++++ AVAILABLE RECORDS

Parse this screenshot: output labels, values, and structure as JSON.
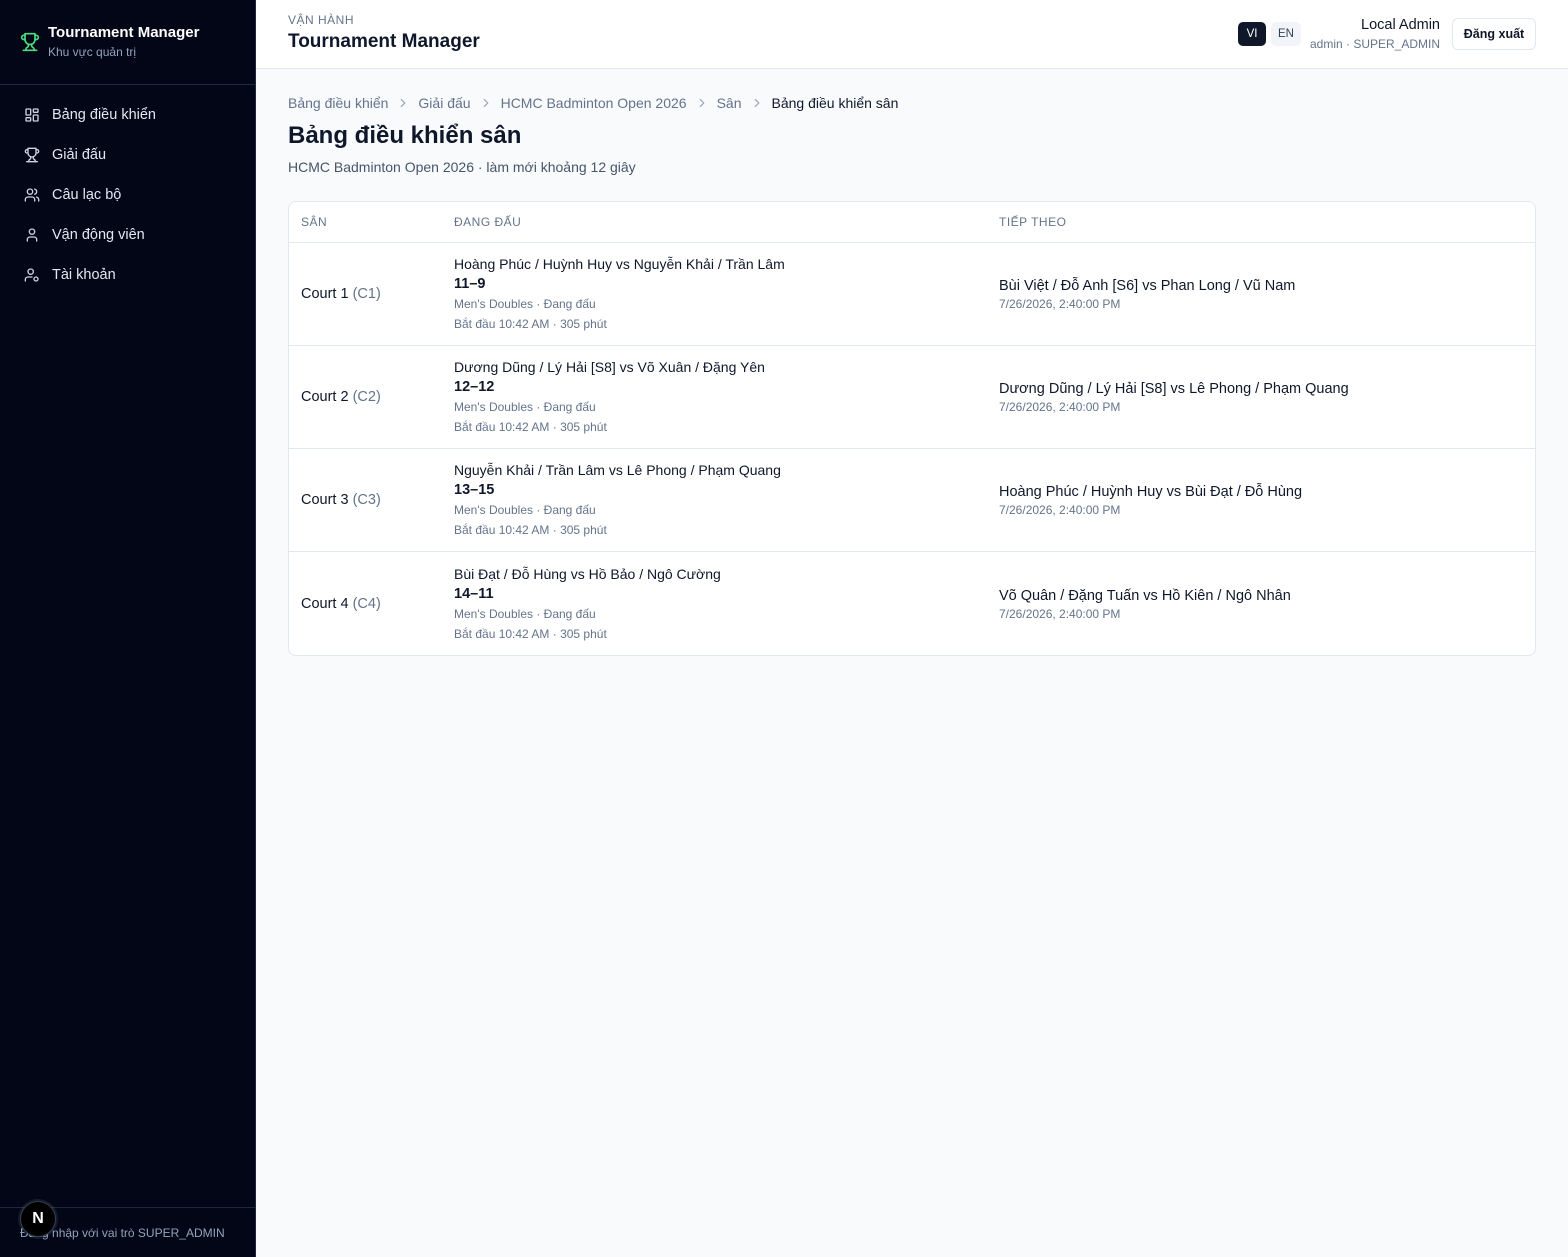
{
  "sidebar": {
    "brand_title": "Tournament Manager",
    "brand_subtitle": "Khu vực quản trị",
    "items": [
      {
        "label": "Bảng điều khiển",
        "icon": "dashboard-icon"
      },
      {
        "label": "Giải đấu",
        "icon": "trophy-icon"
      },
      {
        "label": "Câu lạc bộ",
        "icon": "users-icon"
      },
      {
        "label": "Vận động viên",
        "icon": "user-icon"
      },
      {
        "label": "Tài khoản",
        "icon": "user-cog-icon"
      }
    ],
    "footer_text": "Đăng nhập với vai trò SUPER_ADMIN",
    "badge_letter": "N"
  },
  "header": {
    "kicker": "VẬN HÀNH",
    "title": "Tournament Manager",
    "lang_vi": "VI",
    "lang_en": "EN",
    "user_name": "Local Admin",
    "user_role": "admin · SUPER_ADMIN",
    "logout_label": "Đăng xuất"
  },
  "breadcrumb": [
    "Bảng điều khiển",
    "Giải đấu",
    "HCMC Badminton Open 2026",
    "Sân",
    "Bảng điều khiển sân"
  ],
  "page": {
    "title": "Bảng điều khiển sân",
    "subtitle": "HCMC Badminton Open 2026 · làm mới khoảng 12 giây"
  },
  "table": {
    "headers": [
      "SÂN",
      "ĐANG ĐẤU",
      "TIẾP THEO"
    ],
    "rows": [
      {
        "court": "Court 1",
        "code": "(C1)",
        "match": "Hoàng Phúc / Huỳnh Huy vs Nguyễn Khải / Trần Lâm",
        "score": "11–9",
        "event": "Men's Doubles · Đang đấu",
        "start": "Bắt đầu 10:42 AM · 305 phút",
        "next": "Bùi Việt / Đỗ Anh [S6] vs Phan Long / Vũ Nam",
        "next_time": "7/26/2026, 2:40:00 PM"
      },
      {
        "court": "Court 2",
        "code": "(C2)",
        "match": "Dương Dũng / Lý Hải [S8] vs Võ Xuân / Đặng Yên",
        "score": "12–12",
        "event": "Men's Doubles · Đang đấu",
        "start": "Bắt đầu 10:42 AM · 305 phút",
        "next": "Dương Dũng / Lý Hải [S8] vs Lê Phong / Phạm Quang",
        "next_time": "7/26/2026, 2:40:00 PM"
      },
      {
        "court": "Court 3",
        "code": "(C3)",
        "match": "Nguyễn Khải / Trần Lâm vs Lê Phong / Phạm Quang",
        "score": "13–15",
        "event": "Men's Doubles · Đang đấu",
        "start": "Bắt đầu 10:42 AM · 305 phút",
        "next": "Hoàng Phúc / Huỳnh Huy vs Bùi Đạt / Đỗ Hùng",
        "next_time": "7/26/2026, 2:40:00 PM"
      },
      {
        "court": "Court 4",
        "code": "(C4)",
        "match": "Bùi Đạt / Đỗ Hùng vs Hồ Bảo / Ngô Cường",
        "score": "14–11",
        "event": "Men's Doubles · Đang đấu",
        "start": "Bắt đầu 10:42 AM · 305 phút",
        "next": "Võ Quân / Đặng Tuấn vs Hồ Kiên / Ngô Nhân",
        "next_time": "7/26/2026, 2:40:00 PM"
      }
    ]
  }
}
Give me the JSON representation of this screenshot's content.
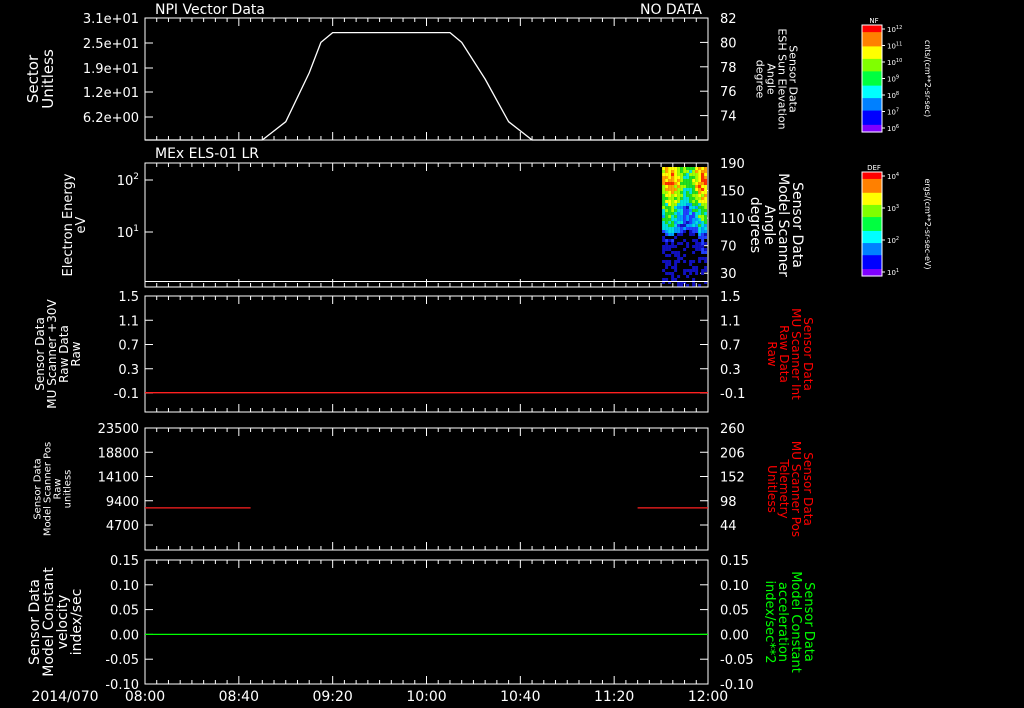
{
  "chart_data": [
    {
      "type": "line",
      "title": "NPI Vector Data",
      "status": "NO DATA",
      "left_label": [
        "Sector",
        "Unitless"
      ],
      "left_ticks": [
        "3.1e+01",
        "2.5e+01",
        "1.9e+01",
        "1.2e+01",
        "6.2e+00"
      ],
      "right_label": [
        "Sensor Data",
        "ESH Sun Elevation",
        "Angle",
        "degree"
      ],
      "right_ticks": [
        82,
        80,
        78,
        76,
        74
      ],
      "right_ylim": [
        72,
        82
      ],
      "series": [
        {
          "color": "#ffffff",
          "x": [
            "08:00",
            "08:50",
            "09:00",
            "09:10",
            "09:15",
            "09:20",
            "09:40",
            "10:10",
            "10:15",
            "10:25",
            "10:35",
            "10:45",
            "12:00"
          ],
          "y": [
            72.0,
            72.0,
            73.5,
            77.5,
            80.0,
            80.8,
            80.8,
            80.8,
            80.0,
            77.0,
            73.5,
            72.0,
            72.0
          ]
        }
      ]
    },
    {
      "type": "heatmap",
      "title": "MEx ELS-01 LR",
      "left_label": [
        "Electron Energy",
        "eV"
      ],
      "left_ticks": [
        "10^2",
        "10^1"
      ],
      "right_label": [
        "Sensor Data",
        "Model Scanner",
        "Angle",
        "degrees"
      ],
      "right_ticks": [
        190,
        150,
        110,
        70,
        30
      ],
      "right_ylim": [
        10,
        190
      ],
      "data_interval": [
        "11:40",
        "12:00"
      ],
      "baseline_angle": 18
    },
    {
      "type": "line",
      "left_label": [
        "Sensor Data",
        "MU Scanner +30V",
        "Raw Data",
        "Raw"
      ],
      "left_ticks": [
        "1.5",
        "1.1",
        "0.7",
        "0.3",
        "-0.1"
      ],
      "ylim": [
        -0.3,
        1.5
      ],
      "right_label": [
        "Sensor Data",
        "MU Scanner Int",
        "Raw Data",
        "Raw"
      ],
      "right_ticks": [
        "1.5",
        "1.1",
        "0.7",
        "0.3",
        "-0.1"
      ],
      "right_color": "#ff0000",
      "series": [
        {
          "color": "#ff2020",
          "x": [
            "08:00",
            "12:00"
          ],
          "y": [
            0.0,
            0.0
          ]
        }
      ]
    },
    {
      "type": "line",
      "left_label": [
        "Sensor Data",
        "Model Scanner Pos",
        "Raw",
        "unitless"
      ],
      "left_ticks": [
        "23500",
        "18800",
        "14100",
        "9400",
        "4700"
      ],
      "ylim": [
        0,
        23500
      ],
      "right_label": [
        "Sensor Data",
        "MU Scanner Pos",
        "Telemetry",
        "Unitless"
      ],
      "right_ticks": [
        260,
        206,
        152,
        98,
        44
      ],
      "right_ylim": [
        0,
        260
      ],
      "right_color": "#ff0000",
      "series": [
        {
          "color": "#ff2020",
          "x": [
            "08:00",
            "08:45"
          ],
          "y": [
            8100,
            8100
          ]
        },
        {
          "color": "#ff2020",
          "x": [
            "11:30",
            "12:00"
          ],
          "y": [
            8100,
            8100
          ]
        }
      ]
    },
    {
      "type": "line",
      "left_label": [
        "Sensor Data",
        "Model Constant",
        "velocity",
        "index/sec"
      ],
      "left_ticks": [
        "0.15",
        "0.10",
        "0.05",
        "0.00",
        "-0.05",
        "-0.10"
      ],
      "ylim": [
        -0.1,
        0.15
      ],
      "right_label": [
        "Sensor Data",
        "Model Constant",
        "acceleration",
        "index/sec**2"
      ],
      "right_ticks": [
        "0.15",
        "0.10",
        "0.05",
        "0.00",
        "-0.05",
        "-0.10"
      ],
      "right_color": "#00ff00",
      "series": [
        {
          "color": "#00ff00",
          "x": [
            "08:00",
            "12:00"
          ],
          "y": [
            0.0,
            0.0
          ]
        }
      ]
    }
  ],
  "time_axis": {
    "date": "2014/070",
    "ticks": [
      "08:00",
      "08:40",
      "09:20",
      "10:00",
      "10:40",
      "11:20",
      "12:00"
    ],
    "range": [
      "08:00",
      "12:00"
    ]
  },
  "colorbars": [
    {
      "name": "NF",
      "unit": "cnts/(cm**2-sr-sec)",
      "ticks": [
        "10^12",
        "10^11",
        "10^10",
        "10^9",
        "10^8",
        "10^7",
        "10^6"
      ]
    },
    {
      "name": "DEF",
      "unit": "ergs/(cm**2-sr-sec-eV)",
      "ticks": [
        "10^4",
        "10^3",
        "10^2",
        "10^1"
      ]
    }
  ]
}
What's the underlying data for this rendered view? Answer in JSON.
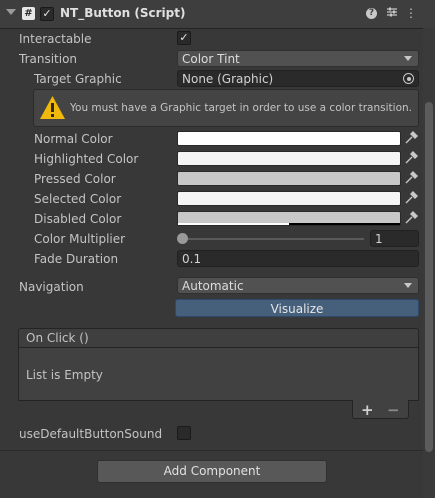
{
  "component": {
    "title": "NT_Button (Script)",
    "enabled": true,
    "script_icon": "#",
    "help_icon": "?",
    "presets_icon": "sliders-icon",
    "menu_icon": "⋮"
  },
  "fields": {
    "interactable_label": "Interactable",
    "interactable": true,
    "transition_label": "Transition",
    "transition_value": "Color Tint",
    "target_graphic_label": "Target Graphic",
    "target_graphic_value": "None (Graphic)",
    "warning": "You must have a Graphic target in order to use a color transition.",
    "normal_color_label": "Normal Color",
    "normal_color": "#ffffff",
    "highlighted_color_label": "Highlighted Color",
    "highlighted_color": "#f5f5f5",
    "pressed_color_label": "Pressed Color",
    "pressed_color": "#c8c8c8",
    "selected_color_label": "Selected Color",
    "selected_color": "#f5f5f5",
    "disabled_color_label": "Disabled Color",
    "disabled_color": "#c8c8c8",
    "disabled_alpha": 0.5,
    "color_multiplier_label": "Color Multiplier",
    "color_multiplier": "1",
    "fade_duration_label": "Fade Duration",
    "fade_duration": "0.1",
    "navigation_label": "Navigation",
    "navigation_value": "Automatic",
    "visualize_label": "Visualize",
    "use_default_sound_label": "useDefaultButtonSound",
    "use_default_sound": false
  },
  "on_click": {
    "header": "On Click ()",
    "empty_text": "List is Empty",
    "add_label": "+",
    "remove_label": "−"
  },
  "footer": {
    "add_component_label": "Add Component"
  }
}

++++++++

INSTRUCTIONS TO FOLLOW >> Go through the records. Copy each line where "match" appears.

OUTPUT FOR THIS TASK >>
        "match": "Hoàng Phúc / Huỳnh Huy vs Nguyễn Khải / Trần Lâm",
        "match": "Dương Dũng / Lý Hải [S8] vs Võ Xuân / Đặng Yên",
        "match": "Nguyễn Khải / Trần Lâm vs Lê Phong / Phạm Quang",
        "match": "Bùi Đạt / Đỗ Hùng vs Hồ Bảo / Ngô Cường",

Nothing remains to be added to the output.